What you need to do -> List all lines in the material below that contain "дома".

Supplied records ->

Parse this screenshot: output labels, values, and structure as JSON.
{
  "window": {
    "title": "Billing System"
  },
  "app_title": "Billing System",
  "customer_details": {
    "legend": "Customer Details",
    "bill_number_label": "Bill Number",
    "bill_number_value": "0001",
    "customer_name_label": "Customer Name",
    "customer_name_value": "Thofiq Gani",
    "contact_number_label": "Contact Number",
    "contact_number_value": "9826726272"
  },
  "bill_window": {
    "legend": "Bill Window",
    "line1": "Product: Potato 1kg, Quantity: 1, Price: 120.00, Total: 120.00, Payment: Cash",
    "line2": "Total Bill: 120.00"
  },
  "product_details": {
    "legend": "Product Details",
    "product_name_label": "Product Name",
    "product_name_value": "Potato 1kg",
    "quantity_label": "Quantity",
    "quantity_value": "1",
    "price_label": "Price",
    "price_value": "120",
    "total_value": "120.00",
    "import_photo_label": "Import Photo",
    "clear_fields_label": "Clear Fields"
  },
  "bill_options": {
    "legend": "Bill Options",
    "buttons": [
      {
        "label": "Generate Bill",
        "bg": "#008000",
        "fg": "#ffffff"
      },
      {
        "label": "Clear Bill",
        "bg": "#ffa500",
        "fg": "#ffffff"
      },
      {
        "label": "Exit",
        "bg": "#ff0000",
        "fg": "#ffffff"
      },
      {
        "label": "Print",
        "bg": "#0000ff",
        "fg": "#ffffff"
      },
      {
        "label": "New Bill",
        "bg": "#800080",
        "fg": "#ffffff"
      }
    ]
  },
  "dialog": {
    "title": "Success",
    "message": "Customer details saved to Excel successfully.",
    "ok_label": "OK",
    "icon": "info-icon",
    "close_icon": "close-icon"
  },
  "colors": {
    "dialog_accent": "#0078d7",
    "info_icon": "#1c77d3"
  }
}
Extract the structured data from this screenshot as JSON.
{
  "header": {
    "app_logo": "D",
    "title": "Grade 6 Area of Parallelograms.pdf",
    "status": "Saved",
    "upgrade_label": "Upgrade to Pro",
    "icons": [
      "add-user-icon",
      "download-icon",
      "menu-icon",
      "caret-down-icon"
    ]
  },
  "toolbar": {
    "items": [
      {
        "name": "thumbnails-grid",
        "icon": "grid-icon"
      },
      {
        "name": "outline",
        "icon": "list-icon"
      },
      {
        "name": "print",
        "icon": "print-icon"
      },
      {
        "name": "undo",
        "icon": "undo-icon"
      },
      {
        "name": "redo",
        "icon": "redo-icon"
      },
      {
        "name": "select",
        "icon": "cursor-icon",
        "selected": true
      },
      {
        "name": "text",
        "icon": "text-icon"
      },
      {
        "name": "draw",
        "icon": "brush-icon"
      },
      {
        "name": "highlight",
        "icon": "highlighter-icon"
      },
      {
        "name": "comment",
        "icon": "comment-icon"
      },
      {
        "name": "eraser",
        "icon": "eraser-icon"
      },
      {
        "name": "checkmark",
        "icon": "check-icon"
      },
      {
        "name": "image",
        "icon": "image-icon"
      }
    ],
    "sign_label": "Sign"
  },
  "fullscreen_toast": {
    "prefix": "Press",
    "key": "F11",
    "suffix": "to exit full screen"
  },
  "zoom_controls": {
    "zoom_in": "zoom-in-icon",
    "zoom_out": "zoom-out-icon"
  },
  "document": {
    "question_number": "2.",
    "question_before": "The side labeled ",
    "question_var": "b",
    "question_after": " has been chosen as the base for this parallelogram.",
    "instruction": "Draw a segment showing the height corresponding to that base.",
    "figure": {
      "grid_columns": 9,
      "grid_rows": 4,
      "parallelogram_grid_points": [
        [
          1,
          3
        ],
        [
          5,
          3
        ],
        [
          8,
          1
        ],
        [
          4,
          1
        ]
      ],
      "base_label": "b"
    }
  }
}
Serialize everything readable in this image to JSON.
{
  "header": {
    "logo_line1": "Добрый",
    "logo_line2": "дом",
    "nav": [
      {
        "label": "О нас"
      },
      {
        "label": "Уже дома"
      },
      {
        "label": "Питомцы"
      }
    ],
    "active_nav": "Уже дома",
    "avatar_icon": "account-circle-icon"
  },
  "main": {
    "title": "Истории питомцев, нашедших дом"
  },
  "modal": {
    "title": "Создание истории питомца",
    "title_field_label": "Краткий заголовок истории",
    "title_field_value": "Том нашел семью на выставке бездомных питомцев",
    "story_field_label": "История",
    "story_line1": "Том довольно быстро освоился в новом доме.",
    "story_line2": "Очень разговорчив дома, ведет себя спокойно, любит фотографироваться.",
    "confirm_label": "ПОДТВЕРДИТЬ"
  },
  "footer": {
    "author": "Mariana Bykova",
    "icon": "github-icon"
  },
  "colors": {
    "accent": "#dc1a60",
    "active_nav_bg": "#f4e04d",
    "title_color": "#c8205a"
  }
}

Your solution ->
        "label": "Уже дома"
    "active_nav": "Уже дома",
    "story_line2": "Очень разговорчив дома, ведет себя спокойно, любит фотографироваться.",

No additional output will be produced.